  • Is An Assault On The Flood Exclusion Coming?

    Randy Maniloff

    There will be plenty of similarities between Katrina insurance claims and those arising from Harvey and Irma. This time around, however, expect to see arguments made that the Insurance Services Office’s 2011 amendments to the flood exclusion, contained in the organization’s homeowner’s policies, affect certain claims, says Randy Maniloff of White and Williams LLP.

  • Locating Burden Of Proof When Patent Venue Is Challenged

    Duane-David Hough

    When venue is challenged, who bears the burden of proof in patent cases? It turns out the courts are sharply divided on this important issue, say attorneys with Mayer Brown LLP.

  • 5th Circ. Dismissal Signals End To Obama Overtime Regs

    Dale Hudson

    The Fifth Circuit's recent approval of the U.S. Department of Labor’s request to dismiss its appeal regarding the Obama administration’s revised overtime regulations likely indicates the end of the proposed amended rule. However, it appears probable that in due course the Trump DOL will issue new regulations that similarly expand those same Fair Labor Standards Act protections, say Dale Hudson and Jeffrey League of Nixon Peabody LLP.

  • Storm-Damaged Businesses Need Environmental 'Baselines'

    Kevin Daehnke

    What if, after a storm like Hurricane Harvey or Irma, a small business finds itself liable for hundreds of thousands (or even millions) of dollars of environmental contamination that spilled out during the storm? This is a very real concern for businesses that store and use chemicals, but there are ways to establish protections, says Kevin Daehnke of Daehnke Cruz Law Group LLC.

  • Economy Conditions Complicate Business Interruption Claims

    Vincent Morgan

    Business interruption claims are frequently the most difficult and hotly contested of insurance claims, and this is even more so in the aftermath of large-scale natural disasters like Hurricanes Harvey and Irma. One common dispute is whether the measurement of business interruption should take into account the post-loss area-wide economic conditions, say attorneys with Pillsbury Winthrop Shaw Pittman LLP.

  • The Role Legal Finance Can Play In Firm Year-End Collections

    Travis Lenkner

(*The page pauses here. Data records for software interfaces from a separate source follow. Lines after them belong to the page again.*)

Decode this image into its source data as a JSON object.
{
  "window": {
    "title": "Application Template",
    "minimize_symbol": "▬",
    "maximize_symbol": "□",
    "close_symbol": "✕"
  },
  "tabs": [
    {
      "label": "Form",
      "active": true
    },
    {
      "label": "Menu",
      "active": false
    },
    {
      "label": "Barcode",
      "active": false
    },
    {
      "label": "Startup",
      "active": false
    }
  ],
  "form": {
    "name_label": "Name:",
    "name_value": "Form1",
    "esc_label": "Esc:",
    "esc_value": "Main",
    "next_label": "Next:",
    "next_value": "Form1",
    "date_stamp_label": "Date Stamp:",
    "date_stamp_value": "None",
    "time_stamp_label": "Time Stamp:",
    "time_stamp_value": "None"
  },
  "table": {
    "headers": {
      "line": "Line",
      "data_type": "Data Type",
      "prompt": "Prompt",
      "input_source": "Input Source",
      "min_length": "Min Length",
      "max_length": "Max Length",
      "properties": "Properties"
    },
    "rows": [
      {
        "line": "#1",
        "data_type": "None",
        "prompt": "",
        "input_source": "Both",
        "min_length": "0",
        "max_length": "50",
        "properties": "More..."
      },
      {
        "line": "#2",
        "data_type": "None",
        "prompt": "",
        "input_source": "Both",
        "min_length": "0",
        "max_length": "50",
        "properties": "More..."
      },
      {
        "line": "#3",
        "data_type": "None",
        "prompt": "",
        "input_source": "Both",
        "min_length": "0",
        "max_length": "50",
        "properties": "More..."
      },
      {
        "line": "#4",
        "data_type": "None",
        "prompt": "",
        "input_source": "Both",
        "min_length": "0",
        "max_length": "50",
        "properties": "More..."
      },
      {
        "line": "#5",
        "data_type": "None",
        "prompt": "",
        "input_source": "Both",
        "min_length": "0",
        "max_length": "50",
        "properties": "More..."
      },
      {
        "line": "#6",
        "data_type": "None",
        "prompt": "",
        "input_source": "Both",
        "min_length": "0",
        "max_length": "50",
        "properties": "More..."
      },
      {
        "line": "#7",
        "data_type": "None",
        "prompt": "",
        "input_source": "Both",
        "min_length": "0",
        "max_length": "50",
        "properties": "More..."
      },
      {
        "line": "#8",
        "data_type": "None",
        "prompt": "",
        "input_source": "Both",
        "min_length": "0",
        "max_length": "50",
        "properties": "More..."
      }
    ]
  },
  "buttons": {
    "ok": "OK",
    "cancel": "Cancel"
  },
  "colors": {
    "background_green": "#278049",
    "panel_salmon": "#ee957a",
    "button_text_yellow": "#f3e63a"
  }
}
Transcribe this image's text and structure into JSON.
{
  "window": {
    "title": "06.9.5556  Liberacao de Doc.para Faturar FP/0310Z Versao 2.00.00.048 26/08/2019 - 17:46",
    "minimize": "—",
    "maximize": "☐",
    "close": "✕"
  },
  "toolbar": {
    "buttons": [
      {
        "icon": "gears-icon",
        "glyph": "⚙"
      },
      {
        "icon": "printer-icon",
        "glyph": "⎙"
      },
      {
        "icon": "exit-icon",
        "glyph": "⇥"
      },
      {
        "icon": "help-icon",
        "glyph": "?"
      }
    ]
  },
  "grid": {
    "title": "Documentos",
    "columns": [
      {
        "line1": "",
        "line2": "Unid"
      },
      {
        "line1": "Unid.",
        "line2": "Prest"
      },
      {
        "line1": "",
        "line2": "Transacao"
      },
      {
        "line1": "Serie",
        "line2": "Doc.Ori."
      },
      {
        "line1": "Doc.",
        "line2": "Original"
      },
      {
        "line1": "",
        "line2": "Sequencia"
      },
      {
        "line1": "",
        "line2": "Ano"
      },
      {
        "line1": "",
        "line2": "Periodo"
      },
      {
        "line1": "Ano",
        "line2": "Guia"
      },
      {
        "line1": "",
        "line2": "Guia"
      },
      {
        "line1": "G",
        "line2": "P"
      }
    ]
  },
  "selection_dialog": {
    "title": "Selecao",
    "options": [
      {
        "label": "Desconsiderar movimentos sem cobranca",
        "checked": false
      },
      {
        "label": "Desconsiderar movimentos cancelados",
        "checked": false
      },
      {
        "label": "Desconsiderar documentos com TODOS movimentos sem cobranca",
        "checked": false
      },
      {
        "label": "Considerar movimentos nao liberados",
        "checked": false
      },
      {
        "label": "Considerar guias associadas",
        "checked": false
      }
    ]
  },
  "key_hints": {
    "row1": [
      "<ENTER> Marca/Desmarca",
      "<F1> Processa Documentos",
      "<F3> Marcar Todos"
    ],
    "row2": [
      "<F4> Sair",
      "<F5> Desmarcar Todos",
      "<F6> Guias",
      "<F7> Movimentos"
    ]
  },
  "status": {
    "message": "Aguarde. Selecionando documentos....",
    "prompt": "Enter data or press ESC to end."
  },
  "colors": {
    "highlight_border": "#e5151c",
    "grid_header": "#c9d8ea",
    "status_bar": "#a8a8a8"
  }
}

    Payment collection delays have caused law firms to seek new options, one of which is litigation finance. In this context, litigation finance can offer alternative avenues to firms as they approach the end of a fiscal year or partnership distribution dates, says Travis Lenkner of Burford Capital LLC.

  • Considerations For Competitors Collaborating Post-Hurricane

    Meytal McCoy

    Despite the unique and critical need for collaboration among competitors following Hurricanes Harvey and Irma and other natural disasters, these events are not an invitation for businesses to ignore antitrust laws, say Meytal McCoy and Jessica Michaels of Mayer Brown LLP.